= Exercise aim =
Work through the records that follow and return each line containing the word "extensions".

(Data Opens)

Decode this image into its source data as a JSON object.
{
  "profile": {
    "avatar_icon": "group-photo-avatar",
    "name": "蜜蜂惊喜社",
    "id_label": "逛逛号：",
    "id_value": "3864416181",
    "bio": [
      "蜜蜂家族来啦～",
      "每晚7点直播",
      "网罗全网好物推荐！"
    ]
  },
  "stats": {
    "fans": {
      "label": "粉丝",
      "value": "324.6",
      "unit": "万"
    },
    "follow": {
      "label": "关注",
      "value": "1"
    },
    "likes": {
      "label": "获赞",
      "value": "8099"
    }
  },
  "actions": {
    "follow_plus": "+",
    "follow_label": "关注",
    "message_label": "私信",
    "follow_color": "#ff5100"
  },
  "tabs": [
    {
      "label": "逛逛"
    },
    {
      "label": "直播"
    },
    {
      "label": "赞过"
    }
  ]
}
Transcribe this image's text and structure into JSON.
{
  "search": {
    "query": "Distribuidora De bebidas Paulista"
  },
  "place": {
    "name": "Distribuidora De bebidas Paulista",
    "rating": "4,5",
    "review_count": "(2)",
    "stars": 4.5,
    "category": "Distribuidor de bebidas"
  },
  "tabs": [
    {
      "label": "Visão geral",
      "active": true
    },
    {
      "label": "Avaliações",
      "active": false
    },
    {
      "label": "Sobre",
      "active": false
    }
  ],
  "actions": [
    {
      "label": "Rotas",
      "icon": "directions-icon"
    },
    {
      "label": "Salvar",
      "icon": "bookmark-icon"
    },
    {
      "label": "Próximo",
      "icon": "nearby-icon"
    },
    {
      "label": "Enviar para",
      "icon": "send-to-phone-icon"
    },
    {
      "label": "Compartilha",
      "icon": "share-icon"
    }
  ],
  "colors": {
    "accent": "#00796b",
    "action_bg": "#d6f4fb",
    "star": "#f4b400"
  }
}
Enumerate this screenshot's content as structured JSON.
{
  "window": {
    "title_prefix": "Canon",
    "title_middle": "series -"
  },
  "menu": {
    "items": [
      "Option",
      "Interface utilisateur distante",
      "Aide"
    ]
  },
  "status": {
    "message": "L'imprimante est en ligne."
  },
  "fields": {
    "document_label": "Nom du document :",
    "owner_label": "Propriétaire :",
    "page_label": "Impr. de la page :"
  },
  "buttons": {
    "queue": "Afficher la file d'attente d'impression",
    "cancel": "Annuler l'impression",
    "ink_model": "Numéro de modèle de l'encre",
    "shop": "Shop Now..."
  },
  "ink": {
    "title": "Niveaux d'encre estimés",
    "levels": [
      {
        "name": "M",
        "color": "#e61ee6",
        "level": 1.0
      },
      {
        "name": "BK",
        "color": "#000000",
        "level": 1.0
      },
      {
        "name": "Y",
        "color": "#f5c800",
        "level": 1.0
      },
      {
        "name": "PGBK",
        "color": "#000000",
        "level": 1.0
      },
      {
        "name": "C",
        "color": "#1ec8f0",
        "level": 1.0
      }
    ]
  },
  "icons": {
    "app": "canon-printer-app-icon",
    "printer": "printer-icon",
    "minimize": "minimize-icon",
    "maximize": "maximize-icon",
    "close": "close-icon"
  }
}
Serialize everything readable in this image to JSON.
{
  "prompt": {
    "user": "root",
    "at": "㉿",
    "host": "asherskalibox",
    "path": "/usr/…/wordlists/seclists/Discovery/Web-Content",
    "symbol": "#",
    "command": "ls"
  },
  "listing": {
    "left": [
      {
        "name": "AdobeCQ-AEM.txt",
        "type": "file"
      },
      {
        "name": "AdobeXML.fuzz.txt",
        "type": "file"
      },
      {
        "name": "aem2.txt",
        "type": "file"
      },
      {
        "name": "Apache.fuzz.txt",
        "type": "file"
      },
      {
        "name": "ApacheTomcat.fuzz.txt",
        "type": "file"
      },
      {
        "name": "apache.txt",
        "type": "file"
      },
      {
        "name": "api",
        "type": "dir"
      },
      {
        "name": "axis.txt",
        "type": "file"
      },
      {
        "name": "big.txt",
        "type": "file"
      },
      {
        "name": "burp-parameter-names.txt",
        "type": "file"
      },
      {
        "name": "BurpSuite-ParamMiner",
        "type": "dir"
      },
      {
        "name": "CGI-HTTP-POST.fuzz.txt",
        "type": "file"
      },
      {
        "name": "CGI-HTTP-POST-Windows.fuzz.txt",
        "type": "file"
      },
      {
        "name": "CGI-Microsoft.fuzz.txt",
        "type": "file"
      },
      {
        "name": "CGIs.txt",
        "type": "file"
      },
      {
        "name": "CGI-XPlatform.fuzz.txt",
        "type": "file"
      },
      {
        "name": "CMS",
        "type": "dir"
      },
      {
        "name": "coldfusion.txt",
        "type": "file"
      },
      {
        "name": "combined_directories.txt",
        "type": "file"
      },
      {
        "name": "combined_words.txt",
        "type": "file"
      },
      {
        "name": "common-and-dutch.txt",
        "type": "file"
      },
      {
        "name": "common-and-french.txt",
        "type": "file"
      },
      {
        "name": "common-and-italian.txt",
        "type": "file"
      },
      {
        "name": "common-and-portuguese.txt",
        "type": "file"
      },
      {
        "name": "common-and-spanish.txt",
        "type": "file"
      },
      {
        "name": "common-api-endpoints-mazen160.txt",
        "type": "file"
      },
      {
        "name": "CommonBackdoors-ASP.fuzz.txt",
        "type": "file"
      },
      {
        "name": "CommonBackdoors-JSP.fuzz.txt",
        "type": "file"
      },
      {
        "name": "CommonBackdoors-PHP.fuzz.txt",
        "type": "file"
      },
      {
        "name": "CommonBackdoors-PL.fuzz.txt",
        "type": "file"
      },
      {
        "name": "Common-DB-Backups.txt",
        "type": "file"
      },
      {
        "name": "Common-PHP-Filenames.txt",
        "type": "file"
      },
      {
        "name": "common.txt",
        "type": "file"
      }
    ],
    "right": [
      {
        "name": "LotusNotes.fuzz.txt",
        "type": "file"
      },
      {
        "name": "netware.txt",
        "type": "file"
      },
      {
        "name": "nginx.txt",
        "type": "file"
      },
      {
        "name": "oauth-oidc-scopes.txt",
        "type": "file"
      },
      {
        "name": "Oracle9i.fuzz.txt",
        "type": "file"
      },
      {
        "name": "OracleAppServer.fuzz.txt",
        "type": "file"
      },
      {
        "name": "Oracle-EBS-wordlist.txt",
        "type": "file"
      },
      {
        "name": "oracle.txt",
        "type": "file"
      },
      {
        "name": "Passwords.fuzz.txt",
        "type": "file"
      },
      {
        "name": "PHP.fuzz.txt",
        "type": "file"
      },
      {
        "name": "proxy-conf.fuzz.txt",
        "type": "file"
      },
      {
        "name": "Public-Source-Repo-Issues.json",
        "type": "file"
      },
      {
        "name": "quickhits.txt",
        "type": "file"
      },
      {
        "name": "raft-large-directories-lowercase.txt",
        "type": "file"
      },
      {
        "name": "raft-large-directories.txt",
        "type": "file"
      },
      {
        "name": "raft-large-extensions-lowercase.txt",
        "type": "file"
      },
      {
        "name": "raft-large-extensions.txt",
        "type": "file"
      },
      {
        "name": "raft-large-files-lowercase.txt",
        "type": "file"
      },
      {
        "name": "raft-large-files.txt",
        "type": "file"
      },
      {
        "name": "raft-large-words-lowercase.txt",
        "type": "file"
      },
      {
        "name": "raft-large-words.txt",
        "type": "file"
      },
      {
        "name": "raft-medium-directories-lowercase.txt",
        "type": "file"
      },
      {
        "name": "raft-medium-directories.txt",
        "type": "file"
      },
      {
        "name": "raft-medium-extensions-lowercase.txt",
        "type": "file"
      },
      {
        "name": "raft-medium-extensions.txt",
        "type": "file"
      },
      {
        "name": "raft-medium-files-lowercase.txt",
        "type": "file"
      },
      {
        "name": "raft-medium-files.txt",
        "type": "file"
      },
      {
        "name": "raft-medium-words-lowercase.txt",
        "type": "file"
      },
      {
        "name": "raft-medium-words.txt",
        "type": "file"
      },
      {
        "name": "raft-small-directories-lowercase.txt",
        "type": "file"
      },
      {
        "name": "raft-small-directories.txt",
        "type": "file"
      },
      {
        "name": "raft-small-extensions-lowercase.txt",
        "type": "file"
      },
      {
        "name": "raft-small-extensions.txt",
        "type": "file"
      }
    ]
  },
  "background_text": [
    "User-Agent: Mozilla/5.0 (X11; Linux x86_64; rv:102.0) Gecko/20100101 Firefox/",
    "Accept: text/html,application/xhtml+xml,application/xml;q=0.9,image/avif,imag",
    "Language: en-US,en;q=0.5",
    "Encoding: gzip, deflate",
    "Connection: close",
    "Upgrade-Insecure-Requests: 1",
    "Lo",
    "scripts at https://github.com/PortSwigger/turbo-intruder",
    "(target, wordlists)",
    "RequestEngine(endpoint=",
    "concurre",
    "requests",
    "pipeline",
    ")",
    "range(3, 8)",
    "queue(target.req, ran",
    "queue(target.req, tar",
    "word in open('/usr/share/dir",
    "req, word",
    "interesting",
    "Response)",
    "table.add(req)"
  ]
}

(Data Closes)

= Result for this exercise =
        "name": "raft-large-extensions-lowercase.txt",
        "name": "raft-large-extensions.txt",
        "name": "raft-medium-extensions-lowercase.txt",
        "name": "raft-medium-extensions.txt",
        "name": "raft-small-extensions-lowercase.txt",
        "name": "raft-small-extensions.txt",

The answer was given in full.